LibreOffice's Impress offers every feature business users expect in a presentation tool, from templates to slide show rehearsal tools to transition effects and custom animations for making your presentations more memorable and professional. With the transition/animation tools, you can add slide to slide transitions, object within slide transitions, and custom object animations.
LibreOffice has an outstanding interface that makes the creation and management of these transitions and animations a snap. Before I show how to add transitions and animations in LibreOffice Impress, I want to emphasize an important point: If you go overboard with transitions and animations, your presentations will look unprofessional.
Slide to slide transitions
After you create and save your presentation, you can start to add your transitions. I want to apply the same transition to all slides, so I'll follow these steps:
- Expand the Slide Transition section in the right pane (Figure A).

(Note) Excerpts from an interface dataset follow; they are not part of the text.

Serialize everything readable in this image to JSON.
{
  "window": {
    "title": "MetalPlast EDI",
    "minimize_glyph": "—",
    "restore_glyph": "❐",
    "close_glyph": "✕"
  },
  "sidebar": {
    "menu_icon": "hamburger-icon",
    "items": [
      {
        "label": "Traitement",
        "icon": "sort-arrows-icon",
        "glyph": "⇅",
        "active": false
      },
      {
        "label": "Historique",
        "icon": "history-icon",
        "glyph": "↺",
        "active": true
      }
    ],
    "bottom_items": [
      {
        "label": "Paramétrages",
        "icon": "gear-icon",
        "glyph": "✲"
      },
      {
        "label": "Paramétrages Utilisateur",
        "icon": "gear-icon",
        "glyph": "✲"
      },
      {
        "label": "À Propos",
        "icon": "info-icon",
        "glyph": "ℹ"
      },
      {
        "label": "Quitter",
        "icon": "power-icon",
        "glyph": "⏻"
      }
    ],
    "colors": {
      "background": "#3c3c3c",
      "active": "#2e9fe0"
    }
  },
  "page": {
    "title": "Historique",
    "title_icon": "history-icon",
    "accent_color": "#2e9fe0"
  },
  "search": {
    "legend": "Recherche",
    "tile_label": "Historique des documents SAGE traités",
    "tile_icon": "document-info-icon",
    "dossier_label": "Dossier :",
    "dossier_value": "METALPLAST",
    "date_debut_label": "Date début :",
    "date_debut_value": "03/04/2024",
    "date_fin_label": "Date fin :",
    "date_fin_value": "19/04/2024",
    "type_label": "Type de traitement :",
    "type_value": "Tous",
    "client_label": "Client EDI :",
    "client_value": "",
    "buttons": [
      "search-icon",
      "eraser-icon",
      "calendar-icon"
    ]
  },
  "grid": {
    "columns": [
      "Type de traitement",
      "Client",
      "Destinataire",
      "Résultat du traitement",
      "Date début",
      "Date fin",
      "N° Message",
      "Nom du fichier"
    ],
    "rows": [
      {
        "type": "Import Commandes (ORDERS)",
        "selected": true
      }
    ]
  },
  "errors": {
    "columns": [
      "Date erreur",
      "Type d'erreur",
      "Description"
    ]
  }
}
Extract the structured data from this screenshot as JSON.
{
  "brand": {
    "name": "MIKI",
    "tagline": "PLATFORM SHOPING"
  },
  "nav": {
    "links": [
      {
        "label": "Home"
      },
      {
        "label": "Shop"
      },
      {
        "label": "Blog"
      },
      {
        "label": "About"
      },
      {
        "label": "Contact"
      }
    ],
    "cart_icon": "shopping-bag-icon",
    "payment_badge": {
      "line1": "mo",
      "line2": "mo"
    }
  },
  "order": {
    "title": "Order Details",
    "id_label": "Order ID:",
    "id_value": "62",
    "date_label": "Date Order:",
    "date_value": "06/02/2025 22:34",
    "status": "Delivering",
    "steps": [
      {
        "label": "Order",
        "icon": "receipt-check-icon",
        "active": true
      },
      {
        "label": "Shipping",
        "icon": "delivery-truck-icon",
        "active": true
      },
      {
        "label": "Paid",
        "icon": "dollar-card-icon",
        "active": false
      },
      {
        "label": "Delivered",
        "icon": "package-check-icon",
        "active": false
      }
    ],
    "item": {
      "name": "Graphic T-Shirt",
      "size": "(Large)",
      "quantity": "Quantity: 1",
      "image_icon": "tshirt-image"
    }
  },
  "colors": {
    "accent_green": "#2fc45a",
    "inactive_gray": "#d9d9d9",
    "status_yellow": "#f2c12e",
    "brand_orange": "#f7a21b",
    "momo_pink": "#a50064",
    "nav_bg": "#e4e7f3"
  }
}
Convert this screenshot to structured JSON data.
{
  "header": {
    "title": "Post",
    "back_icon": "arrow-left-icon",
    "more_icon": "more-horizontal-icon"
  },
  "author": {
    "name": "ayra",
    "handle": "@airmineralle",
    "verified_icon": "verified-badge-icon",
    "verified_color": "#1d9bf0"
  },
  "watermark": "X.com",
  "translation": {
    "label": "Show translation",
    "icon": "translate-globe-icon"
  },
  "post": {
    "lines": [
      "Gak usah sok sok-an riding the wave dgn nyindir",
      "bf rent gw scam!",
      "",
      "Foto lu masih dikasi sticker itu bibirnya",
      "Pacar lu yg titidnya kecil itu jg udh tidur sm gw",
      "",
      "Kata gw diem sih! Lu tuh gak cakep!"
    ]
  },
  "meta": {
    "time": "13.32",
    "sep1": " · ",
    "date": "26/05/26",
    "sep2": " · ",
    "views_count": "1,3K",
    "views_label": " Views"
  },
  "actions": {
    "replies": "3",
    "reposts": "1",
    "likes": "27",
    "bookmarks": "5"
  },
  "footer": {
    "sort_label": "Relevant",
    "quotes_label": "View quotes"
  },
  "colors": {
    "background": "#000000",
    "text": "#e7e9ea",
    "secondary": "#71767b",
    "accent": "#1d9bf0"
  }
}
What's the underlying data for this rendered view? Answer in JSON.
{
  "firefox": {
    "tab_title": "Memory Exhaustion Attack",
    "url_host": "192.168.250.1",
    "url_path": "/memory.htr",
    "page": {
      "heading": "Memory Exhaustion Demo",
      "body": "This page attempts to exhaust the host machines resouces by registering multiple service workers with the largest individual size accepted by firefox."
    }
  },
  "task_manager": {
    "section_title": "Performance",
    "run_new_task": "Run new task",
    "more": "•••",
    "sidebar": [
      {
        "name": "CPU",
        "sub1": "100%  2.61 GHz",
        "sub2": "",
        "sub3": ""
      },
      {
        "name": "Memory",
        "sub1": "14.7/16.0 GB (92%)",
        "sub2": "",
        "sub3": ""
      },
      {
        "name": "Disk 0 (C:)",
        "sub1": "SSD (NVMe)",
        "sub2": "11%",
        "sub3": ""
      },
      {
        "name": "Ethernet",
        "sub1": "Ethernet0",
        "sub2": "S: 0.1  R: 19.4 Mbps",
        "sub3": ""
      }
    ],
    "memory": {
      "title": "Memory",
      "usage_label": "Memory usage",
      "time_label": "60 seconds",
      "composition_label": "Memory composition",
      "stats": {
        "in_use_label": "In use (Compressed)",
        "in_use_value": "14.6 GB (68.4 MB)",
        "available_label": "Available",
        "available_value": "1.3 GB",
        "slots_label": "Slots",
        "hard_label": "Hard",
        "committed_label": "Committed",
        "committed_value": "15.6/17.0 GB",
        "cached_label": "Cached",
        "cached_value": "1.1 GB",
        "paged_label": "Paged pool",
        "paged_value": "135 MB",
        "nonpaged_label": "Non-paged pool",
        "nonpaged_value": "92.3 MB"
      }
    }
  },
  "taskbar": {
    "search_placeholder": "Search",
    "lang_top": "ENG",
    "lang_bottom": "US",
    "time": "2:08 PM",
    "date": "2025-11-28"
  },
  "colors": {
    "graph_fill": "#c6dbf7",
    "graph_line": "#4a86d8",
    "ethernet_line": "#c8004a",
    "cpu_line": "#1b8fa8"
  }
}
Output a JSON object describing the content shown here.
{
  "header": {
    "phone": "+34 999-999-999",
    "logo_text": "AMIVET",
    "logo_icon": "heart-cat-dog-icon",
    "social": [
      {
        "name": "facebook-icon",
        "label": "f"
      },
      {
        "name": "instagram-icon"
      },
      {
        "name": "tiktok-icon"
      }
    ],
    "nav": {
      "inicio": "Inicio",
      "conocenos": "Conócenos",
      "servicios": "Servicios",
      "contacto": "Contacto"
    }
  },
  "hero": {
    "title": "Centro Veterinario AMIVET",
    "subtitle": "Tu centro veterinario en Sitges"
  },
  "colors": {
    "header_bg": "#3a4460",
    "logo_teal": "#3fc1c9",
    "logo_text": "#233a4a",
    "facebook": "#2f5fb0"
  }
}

- Select the transition you want to use from the Apply To Selected Slides options (you will get a live preview on your currently selected slide).
- Click the Apply To All Slides button.
You should also select whether you want the slide to advance On Mouse Click or Automatically After a specified amount of time.
Now that you have applied the same transition to all slides in the presentation, you can click the Slide Show button to test out the effect on all slides. It is also possible to modify the transition speed and add a sound to the transition. Both of these options are configured under the Modify Transition section.
Object within slide transitions
Transitions for text or images within the slide are just as simple to create as the slide to slide transitions; the only difference is, in order to create the effect, the object must be selected on the slide. Once you select the object, follow these steps:
- Expand the Custom Animation section in the right pane (Figure B).
- Click the Add button.
- Select the desired transition from the list.
- Select the speed for the transition.
- Click OK.
Instead of an enter/exit transition, you can select an emphasis transition from the Emphasis tab. (Click the image to enlarge.)When the transition happens, it is possible to configure from the Start drop-down (Figure C), which presents three choices:
- With Previous: The effect happens as the previous effect happens.
- After Previous: The effect happens as soon as the previous effect finishes.
- On Click: The effect happens only when the mouse is clicked.
When the transition happens can largely depend upon how you need the effect to occur and how best it can be used for emphasis.
Now test the transition to make sure it looks good.
Custom object animations
It is possible to set specific motion paths for an object. You can take an image on a slide and make it follow a specific path (which you create) around the slide.
In order to create a motion path for an object, follow these steps:
- Add the object (this can be an image or text) to the slide.
- Select the object.
- Click the Add button under Modify Effect.
- Click the Motion Paths tab.
- Select Freeform Line from the list (Figure D).
- Select either Slow or Medium from the Speed drop-down (Fast and Very Fast are probably too fast for motion paths).
- Click OK.
- With your cursor, draw the path for the object on the slide.
- Click Slideshow to sample your work.
If you don't want to select Freeform Line, you can select from one of the pre-defined motion paths listed.Once the motion path is successfully drawn, it will appear as a dotted gray line within the slide (Figure E). Figure E
Make sure you play the animation back to ensure the object's final position is correct. (Click the image to enlarge.)If the final position of the object is not correct, you can adjust the motion path by clicking on any point in the path. The path will change to a dotted line (Figure F), so you can click on any node (blue dot) and drag that node to where you need it. This allows you to change the beginning and end points, as well as smooth out lines and curves. Figure F
Although you cannot add new nodes to the path, you can adjust each node as needed. (Click the image to enlarge.)
After you add or modify the path, be sure to save the presentation and play the animation back.
That's it! You've brought your presentation to life with effects and custom animations.
There's plenty more you can do with this tool, so make sure you poke around to see how many stops you can pull out to get your presentation looking as eye catching and professional as possible.
Jack Wallen is an award-winning writer for Techrepublic and Linux.com. As an avid promoter/user of the Linux OS, Jack tries to convert as many users to open source as possible. His current favorite flavor of Linux is Bodhi Linux (a melding of Ubuntu and Enlightenment). When Jack isn't writing about Linux he is hard at work on his other writing career -- writing about zombies, various killers, super heroes, and just about everything else he can manipulate between the folds of reality. You can find Jack's books on Amazon, Barnes & Noble, and Smashwords. Outnumbered in his house one male to two females and three humans to six felines, Jack maintains his sanity by riding his mountain bike and working on his next books. For more news about Jack Wallen, visit his website Get Jack'd.